Ag community cashes in on energy program
Saving power, resources and money goal of BPA effort
By DEAN REA
For the Capital Press
Big Bertha's reputation is well established in Central Oregon. When she's turned on, the irrigation pumping system can bring more than 350 horsepower on line to help irrigate two farms near Terrebonne.
For years, though, Big Bertha had to run full out or not at all.
Several weeks ago, the pump's life changed. Installation of a variable-speed drive made it possible for the former naval boat motor to slow down and for farmers to be more selective in how much and where to use the water.
The conversion was made possible by a Bonneville Power Administration pilot program intended to conserve energy and to cut costs for farmers and small agricultural businesses in the Pacific Northwest.
"I think the program is awesome," said Cindy Grossman, a rancher who helped initiate the Big Bertha upgrade. "Boy, do we see a difference, and the savings in power and water are going to be amazing."
The BPA chose resource conservation and development councils to direct its Agricultural Energy Efficiency Pilot program, which already has drawn applications from a variety of farm operations, including dairies and wineries.
"Our comprehensive energy program can help create substantial energy and cost savings, gain a competitive edge and take advantage of grants and incentives that can pay up to 70 percent of project costs," said Terry Johnson, energy manager of the Cascade Pacific Resource Conservation and Development Council.
Cascade will handle western Oregon and the Wy'East RC&D will manage the pilot program in north-central Oregon under the direction of Merlin Berg.
"Our goal is to create a program that can be used by other RC&Ds in the broader BPA service area that includes Washington and Idaho," Johnson said.

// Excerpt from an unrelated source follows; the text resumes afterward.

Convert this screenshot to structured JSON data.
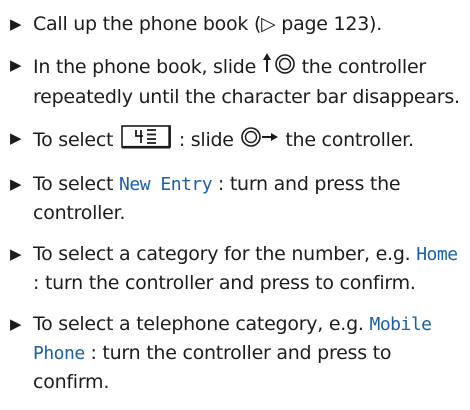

Upgrading irrigation systems ranks high on the project list, he said in describing a $100,000 project in which a Willamette Valley grass seed grower is replacing a big-gun traveling irrigation system with a pivot system.
Johnson said about half of the water evaporates as it is pumped into the air using the big gun system. The pivot system will be 40 to 50 percent more efficient, conserving water and reducing the amount of electricity used. In addition, diesel fuel and labor costs will drop. As much as 75 percent of the cost for this project may be recouped through grants, incentives and tax credits, Johnson said.

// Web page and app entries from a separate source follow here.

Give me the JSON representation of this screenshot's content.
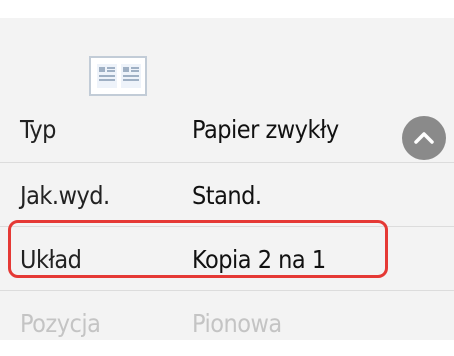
{
  "settings": [
    {
      "label": "Typ",
      "value": "Papier zwykły"
    },
    {
      "label": "Jak.wyd.",
      "value": "Stand."
    },
    {
      "label": "Układ",
      "value": "Kopia 2 na 1"
    },
    {
      "label": "Pozycja",
      "value": "Pionowa"
    }
  ],
  "icons": {
    "layout_preview": "two-on-one-layout-icon",
    "scroll": "chevron-up-icon"
  },
  "colors": {
    "panel_background": "#f3f3f3",
    "highlight_border": "#e53935",
    "scroll_button": "#8a8a8a",
    "disabled_text": "#c4c4c4"
  }
}
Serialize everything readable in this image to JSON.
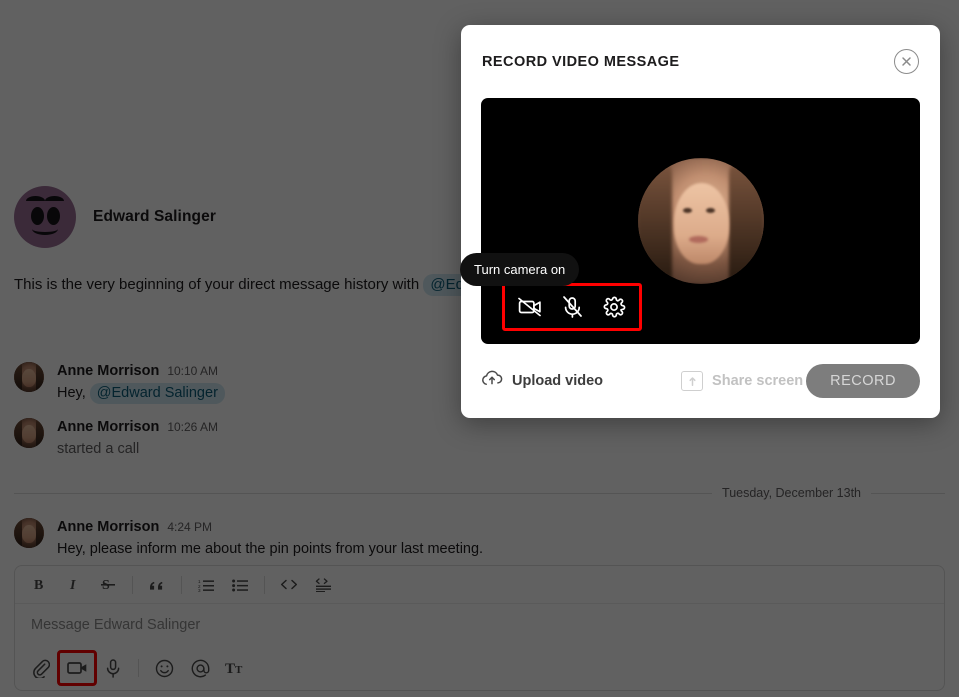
{
  "chat": {
    "intro": {
      "name": "Edward Salinger",
      "text_before": "This is the very beginning of your direct message history with",
      "mention": "@Edward Salinger"
    },
    "messages": [
      {
        "author": "Anne Morrison",
        "time": "10:10 AM",
        "text_before": "Hey,",
        "mention": "@Edward Salinger",
        "muted": false
      },
      {
        "author": "Anne Morrison",
        "time": "10:26 AM",
        "text": "started a call",
        "muted": true
      }
    ],
    "date_divider": "Tuesday, December 13th",
    "last_message": {
      "author": "Anne Morrison",
      "time": "4:24 PM",
      "text": "Hey, please inform me about the pin points from your last meeting."
    }
  },
  "composer": {
    "placeholder": "Message Edward Salinger",
    "toolbar": [
      {
        "name": "bold-icon",
        "label": "B"
      },
      {
        "name": "italic-icon",
        "label": "I"
      },
      {
        "name": "strikethrough-icon",
        "label": "S"
      },
      {
        "name": "blockquote-icon",
        "label": "””"
      },
      {
        "name": "ordered-list-icon",
        "label": "1."
      },
      {
        "name": "bullet-list-icon",
        "label": "•"
      },
      {
        "name": "code-icon",
        "label": "< >"
      },
      {
        "name": "code-block-icon",
        "label": "</>"
      }
    ],
    "actions": [
      {
        "name": "attach-icon",
        "label": "attach"
      },
      {
        "name": "video-message-icon",
        "label": "video message",
        "highlighted": true
      },
      {
        "name": "audio-message-icon",
        "label": "audio message"
      },
      {
        "name": "emoji-icon",
        "label": "emoji"
      },
      {
        "name": "mention-icon",
        "label": "mention"
      },
      {
        "name": "text-format-icon",
        "label": "text formatting"
      }
    ]
  },
  "modal": {
    "title": "RECORD VIDEO MESSAGE",
    "close_label": "✕",
    "tooltip": "Turn camera on",
    "controls": [
      {
        "name": "camera-off-icon",
        "label": "Turn camera on"
      },
      {
        "name": "microphone-off-icon",
        "label": "Turn microphone on"
      },
      {
        "name": "settings-gear-icon",
        "label": "Settings"
      }
    ],
    "upload_label": "Upload video",
    "share_label": "Share screen",
    "record_label": "RECORD"
  },
  "colors": {
    "accent_red": "#ff0000",
    "mention_bg": "#cfe8f2",
    "record_bg": "#7d7d7d",
    "overlay": "rgba(0,0,0,0.62)"
  }
}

Irrigation pumping systems also are primary sources for energy upgrades east of the Cascade Mountains, said Berg, who is a USDA employee and coordinates the Wy'East program.
He cited an example of what the council refers to as the "Save Water Save Energy" program at the Big Bertha site in Terrebonne.
The 350-horsepower motor, called "Big Bertha," ran at one speed while pumping water to irrigate a variety of crops on two farms. Extra sprinklers were used to relieve water pressure when only a small area needed to be irrigated.
With the help of the Wy'East Council in partnership with the Central Electric Cooperative, a variable frequency drive was installed.
"Boy, do we see a difference already," said Grossman, who with her husband, Roger, are co-owners of Big Bertha, which was installed in the mid-1960s at the 220-foot-deep well. "We were wasting power and water because Big Bertha is so powerful."
The $43,000 investment is expected to be recouped in slightly more than a year through rebates and energy savings.
Grossman said she has wished for such a program during the 10 years she and her husband have operated their ranch. "The application was only two pages," she said.
Rebates also are available on small-ticket energy-saving items. These include pumps, new and rebuilt impact sprinklers, gaskets, pivot upgrades and hubs for wheel lines.
"Time is an issue and the reason that many ag operations haven't participated in these programs," Johnson said.
Under the program, council personnel work with growers, vendors and utilities in evaluating and developing projects, reviewing bids, developing a budget and packaging proposals for grants and services. The Cascade council charges a fee for USDA grant packaging; Wy'East does not.
The initial financing, which is the farmer's responsibility, can be a road block, which has led to consideration a no-cost or low-cost loan program in western Oregon.
Council personnel work with a number of sources, primarily utilities, many of which are starting to participate in agricultural energy programs. Johnson said the new program would be promoted through agricultural trade shows, grower meetings and direct mailings.
The two Oregon RC&D councils are establishing a website and are developing marketing and other plans that will be helpful to four RC&D districts in Washington and two in Idaho when they begin participating in the fall.
"We're in this for the long haul," Johnson said.
Western Oregon: Terry Johnson, firstname.lastname@example.org
North-central Oregon: Merlin Berg, email@example.com